Recorded data
==================================================
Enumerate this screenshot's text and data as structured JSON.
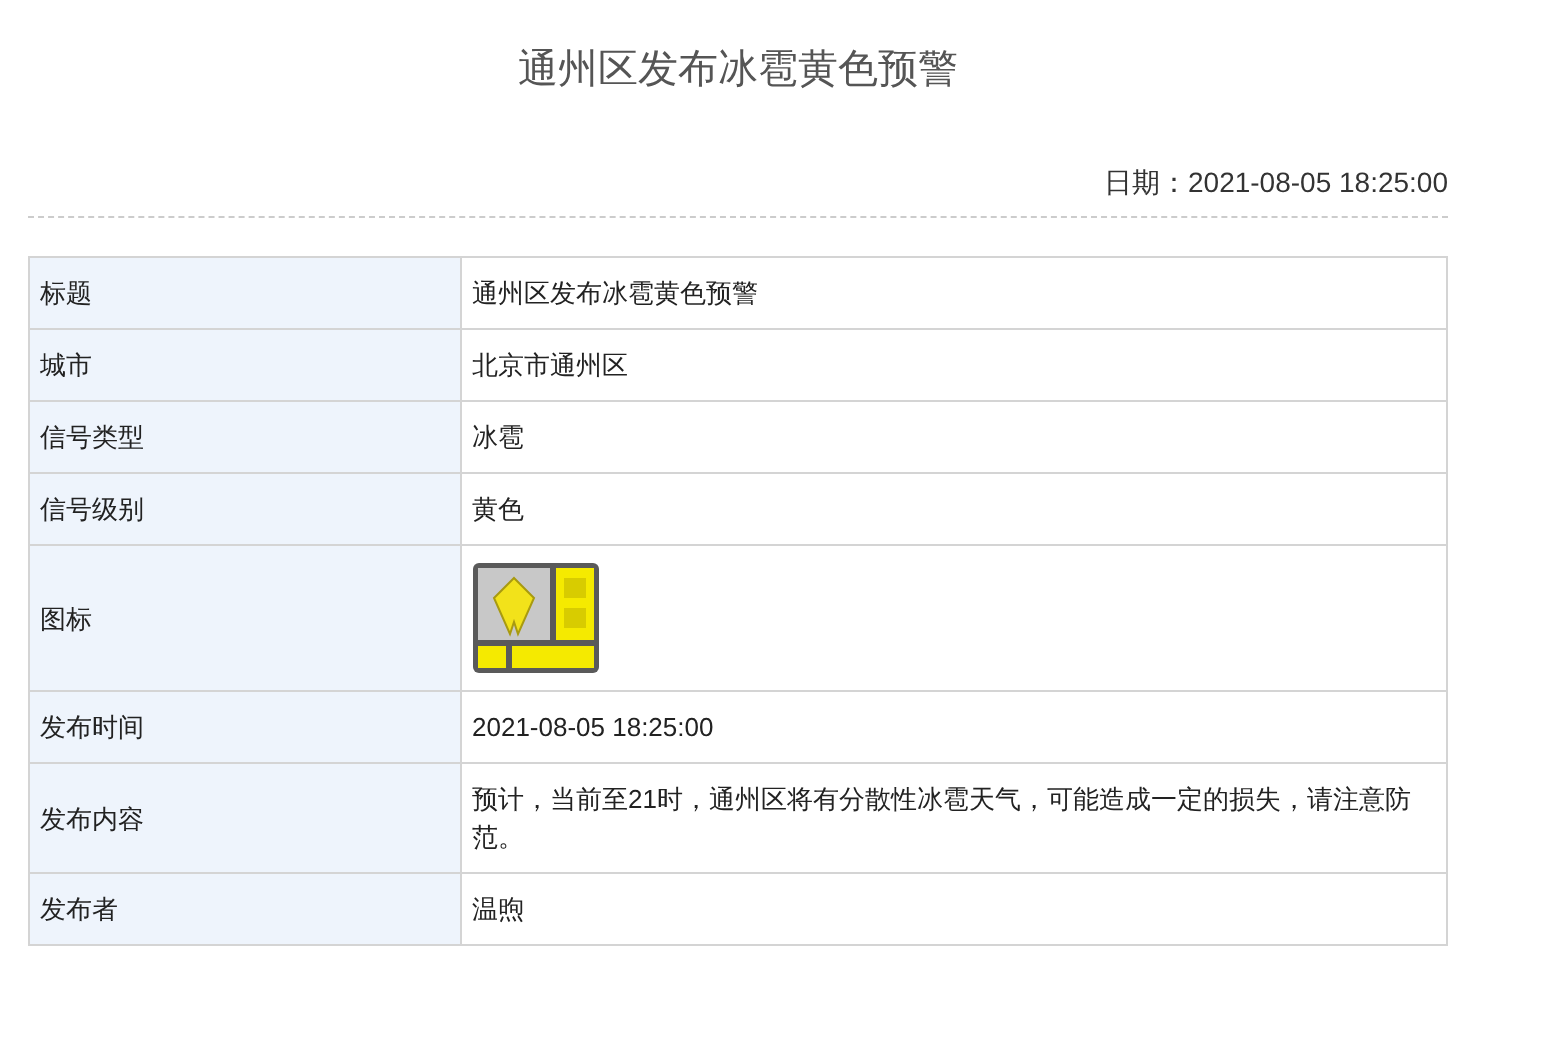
{
  "title": "通州区发布冰雹黄色预警",
  "date": {
    "label": "日期：",
    "value": "2021-08-05 18:25:00"
  },
  "table": {
    "rows": [
      {
        "kind": "text",
        "label": "标题",
        "value": "通州区发布冰雹黄色预警"
      },
      {
        "kind": "text",
        "label": "城市",
        "value": "北京市通州区"
      },
      {
        "kind": "text",
        "label": "信号类型",
        "value": "冰雹"
      },
      {
        "kind": "text",
        "label": "信号级别",
        "value": "黄色"
      },
      {
        "kind": "icon",
        "label": "图标"
      },
      {
        "kind": "text",
        "label": "发布时间",
        "value": "2021-08-05 18:25:00"
      },
      {
        "kind": "text",
        "label": "发布内容",
        "value": "预计，当前至21时，通州区将有分散性冰雹天气，可能造成一定的损失，请注意防范。"
      },
      {
        "kind": "text",
        "label": "发布者",
        "value": "温煦"
      }
    ]
  }
}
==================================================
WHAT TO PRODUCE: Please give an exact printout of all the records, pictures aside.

SOLUTION TO THIS TASK:
Enumerate this screenshot's text and data as structured JSON.
{
  "title": "通州区发布冰雹黄色预警",
  "date": {
    "label": "日期：",
    "value": "2021-08-05 18:25:00"
  },
  "table": {
    "rows": [
      {
        "kind": "text",
        "label": "标题",
        "value": "通州区发布冰雹黄色预警"
      },
      {
        "kind": "text",
        "label": "城市",
        "value": "北京市通州区"
      },
      {
        "kind": "text",
        "label": "信号类型",
        "value": "冰雹"
      },
      {
        "kind": "text",
        "label": "信号级别",
        "value": "黄色"
      },
      {
        "kind": "icon",
        "label": "图标"
      },
      {
        "kind": "text",
        "label": "发布时间",
        "value": "2021-08-05 18:25:00"
      },
      {
        "kind": "text",
        "label": "发布内容",
        "value": "预计，当前至21时，通州区将有分散性冰雹天气，可能造成一定的损失，请注意防范。"
      },
      {
        "kind": "text",
        "label": "发布者",
        "value": "温煦"
      }
    ]
  }
}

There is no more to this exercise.